You Can’t Plan a Market: Transforming Culture from the Bottom-Up

The White Man's Burden by William EasterlyWhy has post-Soviet Russia not panned out to be the bustling, prosperous economy that the freedom folks predicted it would be? Is this the fault of the free market, or is there something deeper at work?

This week at AEI’s Values and Capitalism, I examine the question, channeling economist William Easterly to make the case that “you can’t plan a market.”

Although many Western tinkerers wrongly ignore the structural limitations in improving developing economies, many on the opposite side make the mistake of pretending that the structural stuff is a cinch.

I argue that it isn’t:

In our modern, polished system (with the wear-and-tear steadily increasing), we are tempted to look at other countries and think their problems are simple enough to be fixed by scribbling a couple solutions on paper and circulating it through the right hands. Even for free-market types, there is a rash assumption that all it takes is a magical structural concoction and a semi-functional government to get a poor country in motion.

Forget the individual habits and beliefs of the people on the ground. Forget the spiritual and cultural factors that limit or propel that society forward. Forget the psychological damage caused by previous (or current) totalitarian rule. “Just give them a market,” we say, “and let them be.”

As I say in the piece, “spontaneous order is not spontaneous order unless it is spontaneous.” Even in America, lest we forget, our thriving economic system did not come from the wave of a magical capitalism wand. Look no further than the 19th century to behold the painful and chaotic emergence of what we know today (and appreciate it).

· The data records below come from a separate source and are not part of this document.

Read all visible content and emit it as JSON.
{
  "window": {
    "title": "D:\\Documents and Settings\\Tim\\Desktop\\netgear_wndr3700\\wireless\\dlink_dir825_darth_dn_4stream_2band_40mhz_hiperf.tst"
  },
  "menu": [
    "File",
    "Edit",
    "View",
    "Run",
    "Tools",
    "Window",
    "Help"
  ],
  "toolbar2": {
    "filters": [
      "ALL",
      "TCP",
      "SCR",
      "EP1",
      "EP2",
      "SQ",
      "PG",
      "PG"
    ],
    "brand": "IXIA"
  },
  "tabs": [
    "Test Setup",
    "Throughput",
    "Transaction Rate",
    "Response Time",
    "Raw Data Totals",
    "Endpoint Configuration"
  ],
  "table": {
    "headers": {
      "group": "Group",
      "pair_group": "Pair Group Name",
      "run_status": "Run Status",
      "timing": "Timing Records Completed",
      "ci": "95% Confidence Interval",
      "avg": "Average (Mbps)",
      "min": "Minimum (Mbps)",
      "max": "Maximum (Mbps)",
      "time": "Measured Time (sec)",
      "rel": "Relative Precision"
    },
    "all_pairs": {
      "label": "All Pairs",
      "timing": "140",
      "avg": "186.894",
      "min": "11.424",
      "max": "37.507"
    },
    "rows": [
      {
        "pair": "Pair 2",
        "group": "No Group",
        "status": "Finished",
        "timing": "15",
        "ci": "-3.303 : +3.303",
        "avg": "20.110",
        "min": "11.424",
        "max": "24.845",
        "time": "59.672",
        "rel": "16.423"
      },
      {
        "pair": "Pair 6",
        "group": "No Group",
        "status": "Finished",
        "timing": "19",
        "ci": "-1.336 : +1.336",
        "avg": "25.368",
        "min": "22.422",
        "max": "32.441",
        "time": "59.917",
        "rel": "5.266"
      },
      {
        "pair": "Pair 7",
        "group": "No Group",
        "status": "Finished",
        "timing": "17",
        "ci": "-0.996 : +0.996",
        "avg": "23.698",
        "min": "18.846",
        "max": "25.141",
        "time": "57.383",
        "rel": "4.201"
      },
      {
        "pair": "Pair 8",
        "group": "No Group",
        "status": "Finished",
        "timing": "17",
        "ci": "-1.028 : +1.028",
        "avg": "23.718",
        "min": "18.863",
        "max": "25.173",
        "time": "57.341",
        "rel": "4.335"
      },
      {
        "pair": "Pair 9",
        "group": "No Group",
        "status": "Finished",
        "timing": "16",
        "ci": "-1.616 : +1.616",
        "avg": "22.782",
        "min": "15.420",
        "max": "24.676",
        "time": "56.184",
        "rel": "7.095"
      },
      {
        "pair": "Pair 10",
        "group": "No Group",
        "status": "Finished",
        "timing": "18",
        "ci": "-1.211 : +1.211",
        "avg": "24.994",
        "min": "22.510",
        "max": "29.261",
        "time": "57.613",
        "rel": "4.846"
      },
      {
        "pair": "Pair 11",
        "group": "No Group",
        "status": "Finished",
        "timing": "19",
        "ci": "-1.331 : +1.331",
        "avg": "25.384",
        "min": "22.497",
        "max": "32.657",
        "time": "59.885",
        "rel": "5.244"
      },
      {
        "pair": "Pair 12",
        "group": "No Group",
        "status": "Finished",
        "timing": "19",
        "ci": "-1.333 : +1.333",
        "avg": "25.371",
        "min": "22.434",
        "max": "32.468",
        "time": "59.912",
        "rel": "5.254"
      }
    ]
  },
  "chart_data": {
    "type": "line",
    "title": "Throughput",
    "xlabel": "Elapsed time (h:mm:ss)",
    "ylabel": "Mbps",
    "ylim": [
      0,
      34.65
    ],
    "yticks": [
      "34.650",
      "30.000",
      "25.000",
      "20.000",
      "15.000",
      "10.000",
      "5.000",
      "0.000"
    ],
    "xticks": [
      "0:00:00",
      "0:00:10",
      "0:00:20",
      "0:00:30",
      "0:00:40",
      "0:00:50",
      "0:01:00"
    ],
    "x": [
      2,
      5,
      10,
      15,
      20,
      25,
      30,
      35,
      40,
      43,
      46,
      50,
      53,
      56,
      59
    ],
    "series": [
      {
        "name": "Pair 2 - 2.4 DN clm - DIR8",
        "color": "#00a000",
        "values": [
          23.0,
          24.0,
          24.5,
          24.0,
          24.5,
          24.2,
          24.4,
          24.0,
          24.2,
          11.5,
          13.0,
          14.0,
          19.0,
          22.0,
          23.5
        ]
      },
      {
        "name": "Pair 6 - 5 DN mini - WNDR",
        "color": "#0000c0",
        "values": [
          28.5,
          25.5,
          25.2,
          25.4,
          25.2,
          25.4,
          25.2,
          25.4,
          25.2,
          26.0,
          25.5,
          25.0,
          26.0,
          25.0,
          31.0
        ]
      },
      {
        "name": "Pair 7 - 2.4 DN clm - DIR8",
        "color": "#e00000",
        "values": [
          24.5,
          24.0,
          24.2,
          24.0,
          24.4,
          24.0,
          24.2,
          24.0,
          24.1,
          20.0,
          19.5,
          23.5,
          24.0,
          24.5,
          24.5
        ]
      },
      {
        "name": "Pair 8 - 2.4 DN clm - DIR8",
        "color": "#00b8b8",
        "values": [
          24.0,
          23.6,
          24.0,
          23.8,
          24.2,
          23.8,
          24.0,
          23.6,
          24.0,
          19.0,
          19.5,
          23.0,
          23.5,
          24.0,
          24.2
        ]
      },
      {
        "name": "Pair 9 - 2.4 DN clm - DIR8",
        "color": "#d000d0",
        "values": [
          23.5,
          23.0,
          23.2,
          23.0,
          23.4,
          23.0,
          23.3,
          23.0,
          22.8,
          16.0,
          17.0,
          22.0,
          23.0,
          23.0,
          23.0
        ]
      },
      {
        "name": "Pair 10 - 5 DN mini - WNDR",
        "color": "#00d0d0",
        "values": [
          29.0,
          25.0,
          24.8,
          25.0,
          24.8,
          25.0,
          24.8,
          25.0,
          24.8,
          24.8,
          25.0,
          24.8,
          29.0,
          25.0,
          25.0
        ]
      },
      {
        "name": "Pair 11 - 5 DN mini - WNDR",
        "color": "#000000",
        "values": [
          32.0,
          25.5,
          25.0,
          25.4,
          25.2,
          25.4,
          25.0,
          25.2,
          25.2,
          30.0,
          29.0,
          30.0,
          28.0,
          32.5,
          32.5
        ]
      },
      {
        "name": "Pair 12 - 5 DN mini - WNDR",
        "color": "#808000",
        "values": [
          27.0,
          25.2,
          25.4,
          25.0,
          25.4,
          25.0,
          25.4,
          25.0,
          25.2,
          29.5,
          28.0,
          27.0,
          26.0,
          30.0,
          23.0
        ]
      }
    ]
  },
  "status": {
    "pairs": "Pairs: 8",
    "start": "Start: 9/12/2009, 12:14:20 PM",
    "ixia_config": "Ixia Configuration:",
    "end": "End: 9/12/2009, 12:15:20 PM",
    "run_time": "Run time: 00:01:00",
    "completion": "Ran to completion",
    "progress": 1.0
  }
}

To demonstrate this lesson, Easterly’s book points to several key market components that are difficult to “invent,” particularly from the top down: trust, property rights, social relationships/unity, peace, etc.

Such features — what Nick Schulz and Arnold Kling call “intangible assets” — must originate from the ground-up:

Every market (and democracy) needs checks and balances to prevent exploitative, opportunistic behavior, and the government will eventually need to enforce and cement those necessary rules (through land titles, contract reinforcement, etc.). But how exactly does one begin to develop and gain support for them in the first place? For each distinct culture and community, how does one find the necessary community impetus for embracing the core features of the market? How does one transform the culture to the point where it can properly invigorate and sustain it?

Using Easterly’s conclusions as a basis (including an unlikely tale from Communist China), I attempt to argue that such a transformation relies on a concentrated effort around individual initiative, local experimentation, and yes, spiritual transformation (not Easterly’s cup of tea).

Read the full post here.

, , , , , , , , , , , , , , , , , , ,

  • Remnant Culture

    Why has post-Soviet, "free-market" Russia not panned out to be the bustling, prosperous society that we predicted…

  • Remnant Culture

    Spontaneous order is not spontaneous order unless it is spontaneous. My latest at @CommonConcept: @bill_easterly

  • Eric

    Spontaneous order is not spontaneous order unless it is spontaneous. My latest at @CommonConcept: @bill_easterly

  • Common Sense Concept

    MT @RemnantCulture: Why has post-Soviet, "free-market" Russia not panned out to be the prosperous society predicted…

  • Remnant Culture

    You can't plan a market.

  • Pingback: Working and Keeping the Garden: The Human Body in Earthly Engagement « Remnant Culture